» **TASK ITEM**:
Exactly how many lines in the data below contain the string "Grabación"? Give that number and nothing else.

» **EXERCISE INPUTS**:
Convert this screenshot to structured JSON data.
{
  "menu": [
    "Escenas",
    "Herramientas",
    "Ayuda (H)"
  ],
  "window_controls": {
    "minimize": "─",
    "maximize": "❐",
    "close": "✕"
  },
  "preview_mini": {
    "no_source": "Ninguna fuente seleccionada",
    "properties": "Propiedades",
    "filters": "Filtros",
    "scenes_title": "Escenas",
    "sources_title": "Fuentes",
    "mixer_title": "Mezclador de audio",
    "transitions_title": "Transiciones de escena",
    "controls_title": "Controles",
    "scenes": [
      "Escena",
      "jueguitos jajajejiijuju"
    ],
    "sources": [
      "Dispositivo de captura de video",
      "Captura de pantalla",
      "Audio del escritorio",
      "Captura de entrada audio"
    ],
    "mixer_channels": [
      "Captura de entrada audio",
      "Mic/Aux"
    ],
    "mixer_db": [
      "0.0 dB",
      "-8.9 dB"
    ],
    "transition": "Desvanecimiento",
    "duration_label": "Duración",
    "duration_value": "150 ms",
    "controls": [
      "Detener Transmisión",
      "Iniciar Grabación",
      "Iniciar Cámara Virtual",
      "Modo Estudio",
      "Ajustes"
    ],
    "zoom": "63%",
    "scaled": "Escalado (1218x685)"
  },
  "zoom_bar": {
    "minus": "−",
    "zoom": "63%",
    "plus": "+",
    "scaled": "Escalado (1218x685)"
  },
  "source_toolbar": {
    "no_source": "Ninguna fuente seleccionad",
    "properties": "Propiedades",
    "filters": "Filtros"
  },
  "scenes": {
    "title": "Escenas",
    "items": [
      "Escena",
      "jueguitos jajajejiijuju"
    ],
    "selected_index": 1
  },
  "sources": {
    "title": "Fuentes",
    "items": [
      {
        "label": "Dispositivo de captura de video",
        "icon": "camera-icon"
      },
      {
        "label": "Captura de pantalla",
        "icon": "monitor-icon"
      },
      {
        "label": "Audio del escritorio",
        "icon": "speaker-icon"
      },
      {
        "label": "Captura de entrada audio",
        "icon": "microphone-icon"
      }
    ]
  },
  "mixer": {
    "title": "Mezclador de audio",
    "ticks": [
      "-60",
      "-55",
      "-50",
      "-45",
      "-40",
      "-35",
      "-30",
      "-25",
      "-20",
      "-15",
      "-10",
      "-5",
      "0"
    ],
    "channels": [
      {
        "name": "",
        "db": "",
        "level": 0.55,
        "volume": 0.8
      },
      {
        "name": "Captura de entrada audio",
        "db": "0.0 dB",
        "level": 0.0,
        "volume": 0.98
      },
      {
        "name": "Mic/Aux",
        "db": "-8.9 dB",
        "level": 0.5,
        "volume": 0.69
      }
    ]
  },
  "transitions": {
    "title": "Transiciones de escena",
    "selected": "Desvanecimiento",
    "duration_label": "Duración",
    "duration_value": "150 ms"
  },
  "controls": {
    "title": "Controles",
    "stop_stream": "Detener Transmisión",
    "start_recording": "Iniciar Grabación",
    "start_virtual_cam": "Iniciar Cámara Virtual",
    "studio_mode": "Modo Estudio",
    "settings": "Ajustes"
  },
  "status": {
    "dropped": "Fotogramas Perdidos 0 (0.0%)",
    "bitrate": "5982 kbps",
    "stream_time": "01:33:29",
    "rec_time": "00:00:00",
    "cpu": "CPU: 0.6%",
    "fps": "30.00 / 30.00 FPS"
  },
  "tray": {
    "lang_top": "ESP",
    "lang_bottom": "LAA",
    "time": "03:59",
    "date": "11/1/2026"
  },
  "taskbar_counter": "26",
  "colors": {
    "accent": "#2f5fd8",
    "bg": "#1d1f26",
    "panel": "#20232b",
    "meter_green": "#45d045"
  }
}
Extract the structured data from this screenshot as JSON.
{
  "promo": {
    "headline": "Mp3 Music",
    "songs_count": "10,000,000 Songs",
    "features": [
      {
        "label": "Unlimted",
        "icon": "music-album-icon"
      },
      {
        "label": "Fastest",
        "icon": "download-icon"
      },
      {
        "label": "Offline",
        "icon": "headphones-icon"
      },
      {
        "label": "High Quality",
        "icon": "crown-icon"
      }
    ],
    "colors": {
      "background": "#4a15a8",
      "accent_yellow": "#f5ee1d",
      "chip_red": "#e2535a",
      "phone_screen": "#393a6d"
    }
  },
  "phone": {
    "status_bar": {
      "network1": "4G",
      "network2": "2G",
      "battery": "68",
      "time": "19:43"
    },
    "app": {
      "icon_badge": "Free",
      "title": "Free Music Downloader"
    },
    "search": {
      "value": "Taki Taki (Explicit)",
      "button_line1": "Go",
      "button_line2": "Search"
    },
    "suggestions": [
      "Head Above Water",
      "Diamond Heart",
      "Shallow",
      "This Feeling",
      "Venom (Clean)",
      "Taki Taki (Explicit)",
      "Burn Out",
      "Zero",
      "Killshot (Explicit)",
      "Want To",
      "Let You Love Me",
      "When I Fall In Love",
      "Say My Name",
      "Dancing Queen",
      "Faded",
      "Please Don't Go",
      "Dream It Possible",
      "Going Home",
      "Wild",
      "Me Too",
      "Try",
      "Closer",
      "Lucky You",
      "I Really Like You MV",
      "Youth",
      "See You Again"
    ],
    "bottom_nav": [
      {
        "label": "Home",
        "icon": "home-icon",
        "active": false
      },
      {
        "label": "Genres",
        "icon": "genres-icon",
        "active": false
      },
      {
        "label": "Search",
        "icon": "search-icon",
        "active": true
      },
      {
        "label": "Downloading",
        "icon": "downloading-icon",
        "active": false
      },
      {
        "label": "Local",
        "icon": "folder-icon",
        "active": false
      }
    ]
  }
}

» **WRITTEN SOLUTION**:
2